Let’s take the concept of time as one example of where considering the afterlife evidence might be of use to working physicists. Here is some of what afterlife researchers are learning apparently is true about time:
Physicists used to understand time a lot better than they do now. Albert Einstein said, “The only reason for time is so that everything doesn’t happen at once.” He also said, “The distinction between past, present and future is only a stubbornly persistent illusion.” He understood that time is a non-fundamental construct that operates as an arrow for convenience. The afterlife evidence helps us understand that Einstein was spectacularly right.
How might it work for universities to throw out the obsoleted dogma of atheistic materialism and allow physicists to include studying the roof in their effort to better understand why there is water on the floor?
Requiring scientists charged with understanding all of reality to study only a portion of it renders it impossible for them to do anything that is ultimately productive.

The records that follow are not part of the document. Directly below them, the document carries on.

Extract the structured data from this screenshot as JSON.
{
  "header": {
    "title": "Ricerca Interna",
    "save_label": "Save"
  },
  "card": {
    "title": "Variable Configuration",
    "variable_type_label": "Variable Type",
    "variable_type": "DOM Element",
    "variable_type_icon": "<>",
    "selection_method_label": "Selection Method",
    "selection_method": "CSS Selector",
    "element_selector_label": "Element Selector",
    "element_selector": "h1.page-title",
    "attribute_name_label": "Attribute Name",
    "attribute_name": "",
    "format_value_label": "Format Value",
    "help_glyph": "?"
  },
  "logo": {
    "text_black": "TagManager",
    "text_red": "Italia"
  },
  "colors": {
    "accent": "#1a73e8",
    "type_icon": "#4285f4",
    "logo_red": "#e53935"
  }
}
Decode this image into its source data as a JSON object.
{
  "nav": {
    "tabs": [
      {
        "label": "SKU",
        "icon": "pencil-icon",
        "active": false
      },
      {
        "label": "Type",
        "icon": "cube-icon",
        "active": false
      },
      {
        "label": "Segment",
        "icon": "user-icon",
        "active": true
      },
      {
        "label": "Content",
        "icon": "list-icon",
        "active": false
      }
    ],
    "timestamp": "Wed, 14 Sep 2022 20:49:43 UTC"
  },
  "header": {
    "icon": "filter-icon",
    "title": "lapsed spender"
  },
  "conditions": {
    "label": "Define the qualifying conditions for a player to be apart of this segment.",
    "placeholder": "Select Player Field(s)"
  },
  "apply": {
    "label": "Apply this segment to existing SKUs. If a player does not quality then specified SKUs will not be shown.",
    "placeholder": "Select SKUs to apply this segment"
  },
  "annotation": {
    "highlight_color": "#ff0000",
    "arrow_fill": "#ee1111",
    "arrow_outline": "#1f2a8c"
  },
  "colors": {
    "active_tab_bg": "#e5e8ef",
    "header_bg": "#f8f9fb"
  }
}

If there were no non-material component to reality, then it would be legitimate for university gatekeepers to forbid physicists from being distracted into researching things that are not real. The fact is, though, that over the past nearly two hundred years we have accumulated abundant and consistent evidence that much of what is real – perhaps most of what is real – is not material. Yet it interacts with and profoundly influences the material reality that physicists are trying without much success to understand. So might it be useful to the advancement of physics for universities to abandon their century-old dogma of adamant atheistic materialism?
As the saying goes, at this point it can’t hurt.
photo credit: <a href=”http://www.flickr.com/photos/39377065@N08/7704280790″>Isaac Newton, Grantham</a> via <a href=”http://photopin.com”>photopin</a> <a href=”https://creativecommons.org/licenses/by/2.0/”>(license)</a>
photo credit: <a href=”https://www.flickr.com/photos/hypermodern/7437395904/”>hypermodern</a> via <a href=”http://photopin.com”>photopin</a> <a href=”http://creativecommons.org/licenses/by/2.0/”>cc</a>
photo credit: <a href=”https://www.flickr.com/photos/fischerfotos/7408813732/”>Mark Fischer</a> via <a href=”http://photopin.com”>photopin</a> <a href=”http://creativecommons.org/licenses/by-sa/2.0/”>cc</a>